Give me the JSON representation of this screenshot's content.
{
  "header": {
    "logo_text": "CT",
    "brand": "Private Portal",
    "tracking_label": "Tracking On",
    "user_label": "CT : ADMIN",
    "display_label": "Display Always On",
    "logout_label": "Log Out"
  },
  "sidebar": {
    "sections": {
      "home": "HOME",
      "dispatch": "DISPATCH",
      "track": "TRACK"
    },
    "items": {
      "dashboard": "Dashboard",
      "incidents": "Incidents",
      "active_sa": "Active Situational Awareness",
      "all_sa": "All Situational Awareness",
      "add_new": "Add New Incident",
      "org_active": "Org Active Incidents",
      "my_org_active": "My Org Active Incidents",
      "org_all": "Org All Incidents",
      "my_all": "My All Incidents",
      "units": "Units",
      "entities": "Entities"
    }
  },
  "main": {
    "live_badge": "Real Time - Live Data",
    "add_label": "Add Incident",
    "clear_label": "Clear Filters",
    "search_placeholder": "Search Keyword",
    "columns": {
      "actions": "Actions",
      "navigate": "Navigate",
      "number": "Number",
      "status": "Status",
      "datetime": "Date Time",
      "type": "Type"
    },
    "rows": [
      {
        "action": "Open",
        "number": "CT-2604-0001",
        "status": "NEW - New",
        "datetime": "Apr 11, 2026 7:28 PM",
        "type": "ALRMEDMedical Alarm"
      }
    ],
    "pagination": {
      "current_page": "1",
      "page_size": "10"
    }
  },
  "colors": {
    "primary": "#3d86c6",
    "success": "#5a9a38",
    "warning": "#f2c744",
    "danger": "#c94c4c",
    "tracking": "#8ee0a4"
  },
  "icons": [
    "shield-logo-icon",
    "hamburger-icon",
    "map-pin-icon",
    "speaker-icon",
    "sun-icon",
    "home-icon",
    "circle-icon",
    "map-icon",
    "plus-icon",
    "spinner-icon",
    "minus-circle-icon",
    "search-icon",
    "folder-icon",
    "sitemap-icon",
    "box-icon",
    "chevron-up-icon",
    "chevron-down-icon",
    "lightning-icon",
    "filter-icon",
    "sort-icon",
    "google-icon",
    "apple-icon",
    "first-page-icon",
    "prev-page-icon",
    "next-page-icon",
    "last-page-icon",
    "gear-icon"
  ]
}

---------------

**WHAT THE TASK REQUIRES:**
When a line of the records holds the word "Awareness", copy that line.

**YOUR SOLUTION:**
      "active_sa": "Active Situational Awareness",
      "all_sa": "All Situational Awareness",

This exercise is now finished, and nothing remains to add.